• [WORK TO COMPLETE]:
Search term "talk": please copy every line of the records below that contains it.

• [INPUT RECORDS]:
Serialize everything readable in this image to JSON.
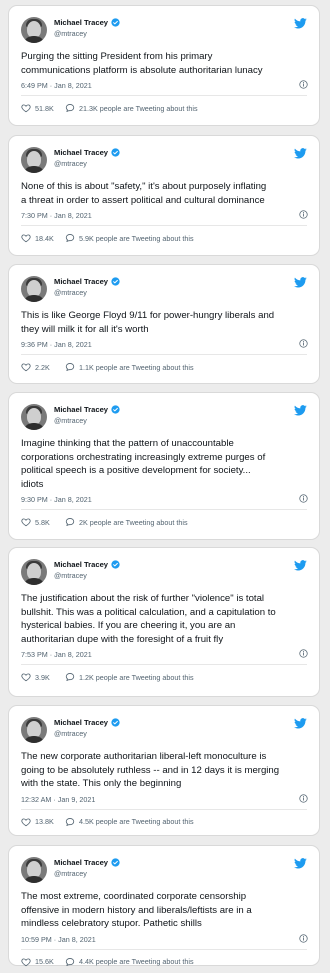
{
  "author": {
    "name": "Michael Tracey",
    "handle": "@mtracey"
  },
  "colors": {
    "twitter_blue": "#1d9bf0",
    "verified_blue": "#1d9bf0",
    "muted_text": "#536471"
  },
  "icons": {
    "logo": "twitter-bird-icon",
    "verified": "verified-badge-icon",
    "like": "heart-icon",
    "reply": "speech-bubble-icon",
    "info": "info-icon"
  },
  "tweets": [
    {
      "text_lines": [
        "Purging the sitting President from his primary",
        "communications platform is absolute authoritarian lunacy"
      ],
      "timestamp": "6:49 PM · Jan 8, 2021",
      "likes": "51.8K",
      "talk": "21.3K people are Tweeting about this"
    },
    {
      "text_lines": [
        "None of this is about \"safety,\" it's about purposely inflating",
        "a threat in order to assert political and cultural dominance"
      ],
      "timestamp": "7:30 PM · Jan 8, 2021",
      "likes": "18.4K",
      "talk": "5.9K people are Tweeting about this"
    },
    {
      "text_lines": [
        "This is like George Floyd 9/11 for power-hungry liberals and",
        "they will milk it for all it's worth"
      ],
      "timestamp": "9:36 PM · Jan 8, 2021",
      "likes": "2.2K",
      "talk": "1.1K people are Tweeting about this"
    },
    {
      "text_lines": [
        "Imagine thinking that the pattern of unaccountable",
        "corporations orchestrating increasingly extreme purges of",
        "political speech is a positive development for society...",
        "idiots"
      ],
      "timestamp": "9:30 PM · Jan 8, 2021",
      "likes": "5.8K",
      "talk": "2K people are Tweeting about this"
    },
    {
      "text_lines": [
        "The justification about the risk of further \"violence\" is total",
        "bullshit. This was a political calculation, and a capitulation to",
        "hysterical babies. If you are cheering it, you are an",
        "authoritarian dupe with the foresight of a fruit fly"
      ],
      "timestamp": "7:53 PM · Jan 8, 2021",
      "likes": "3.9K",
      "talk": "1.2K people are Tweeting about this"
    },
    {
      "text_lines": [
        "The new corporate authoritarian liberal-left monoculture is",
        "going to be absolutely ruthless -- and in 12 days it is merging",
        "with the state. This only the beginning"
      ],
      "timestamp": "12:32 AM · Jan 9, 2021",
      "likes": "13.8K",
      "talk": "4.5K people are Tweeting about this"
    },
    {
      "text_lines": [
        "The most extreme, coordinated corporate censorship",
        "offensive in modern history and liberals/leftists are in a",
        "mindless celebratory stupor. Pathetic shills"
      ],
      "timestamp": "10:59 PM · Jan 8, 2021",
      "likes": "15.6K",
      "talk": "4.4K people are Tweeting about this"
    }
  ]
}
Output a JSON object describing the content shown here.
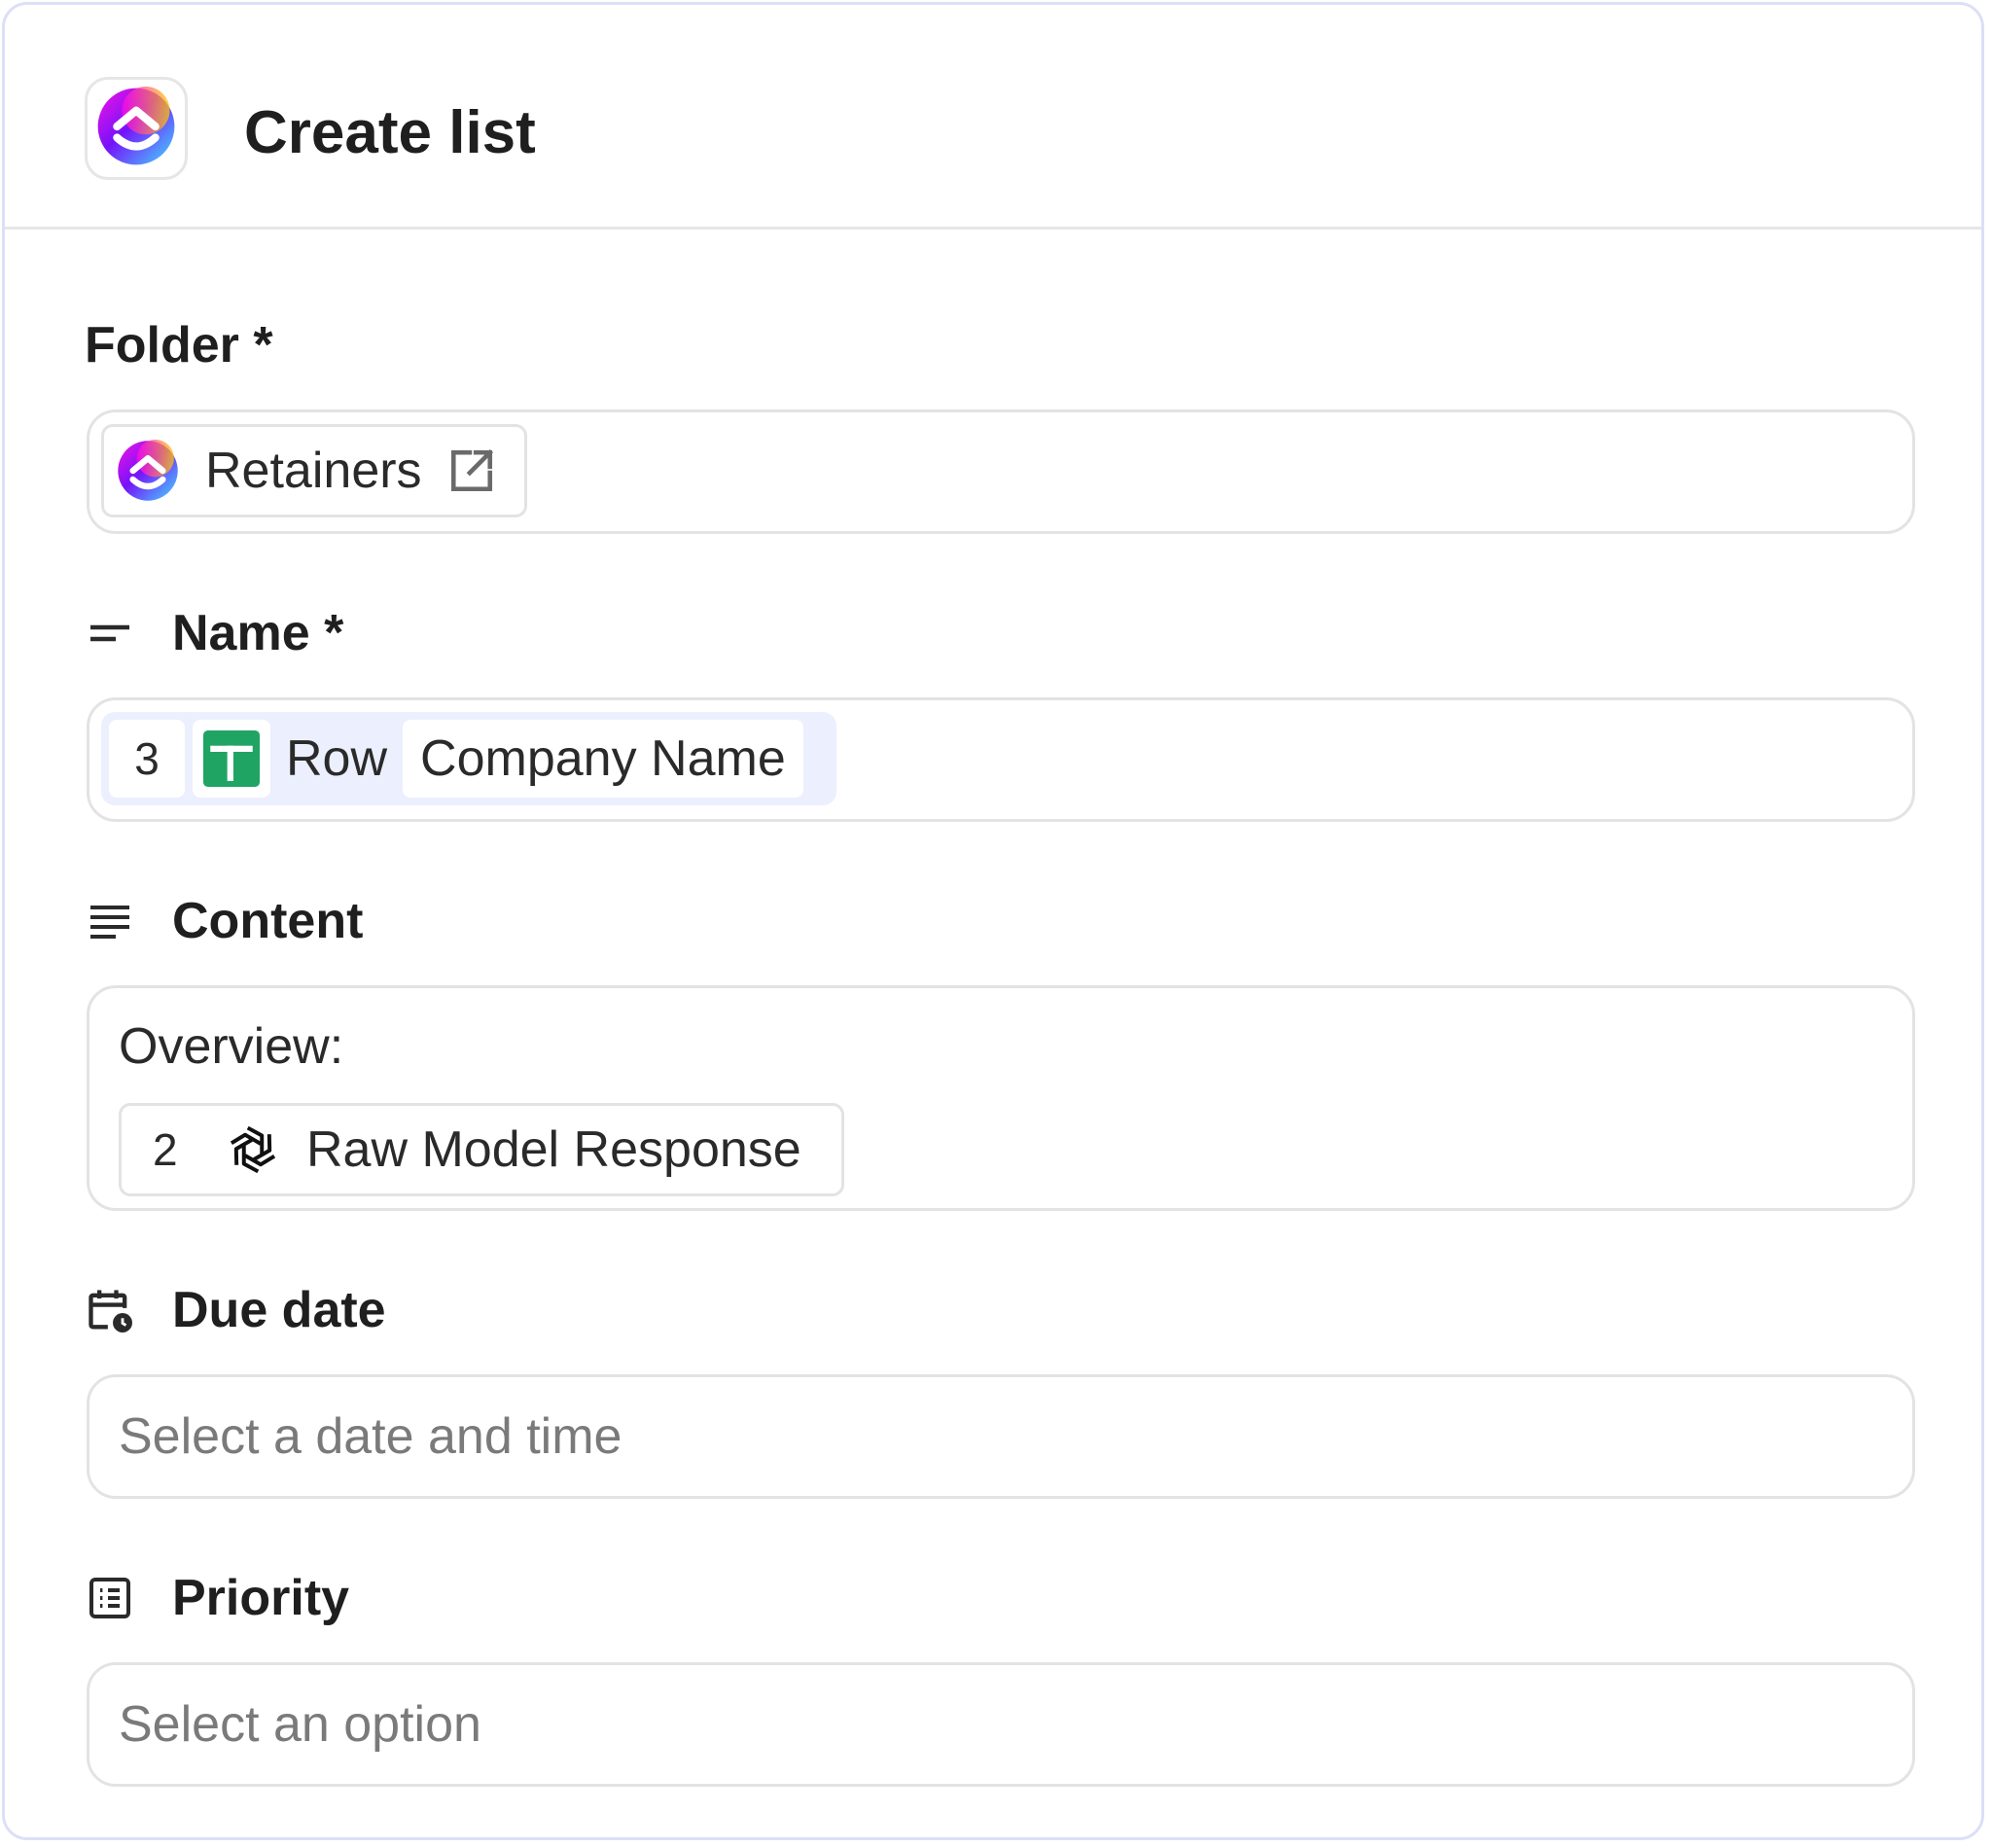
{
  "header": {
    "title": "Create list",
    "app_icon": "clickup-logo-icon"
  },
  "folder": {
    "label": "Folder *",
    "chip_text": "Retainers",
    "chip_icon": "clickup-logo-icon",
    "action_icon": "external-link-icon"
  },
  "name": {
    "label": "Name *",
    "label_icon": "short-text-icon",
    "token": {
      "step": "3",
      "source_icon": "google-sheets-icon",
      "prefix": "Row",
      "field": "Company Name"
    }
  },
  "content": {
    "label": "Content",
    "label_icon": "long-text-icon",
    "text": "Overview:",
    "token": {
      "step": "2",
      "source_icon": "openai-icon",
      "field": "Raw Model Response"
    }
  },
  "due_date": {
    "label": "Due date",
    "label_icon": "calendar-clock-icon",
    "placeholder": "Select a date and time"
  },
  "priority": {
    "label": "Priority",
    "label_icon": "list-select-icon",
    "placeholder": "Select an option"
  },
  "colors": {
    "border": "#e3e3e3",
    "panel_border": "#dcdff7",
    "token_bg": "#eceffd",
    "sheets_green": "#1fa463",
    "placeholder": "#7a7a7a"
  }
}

• [TASK ANSWER]:
      "talk": "21.3K people are Tweeting about this"
      "talk": "5.9K people are Tweeting about this"
      "talk": "1.1K people are Tweeting about this"
      "talk": "2K people are Tweeting about this"
      "talk": "1.2K people are Tweeting about this"
      "talk": "4.5K people are Tweeting about this"
      "talk": "4.4K people are Tweeting about this"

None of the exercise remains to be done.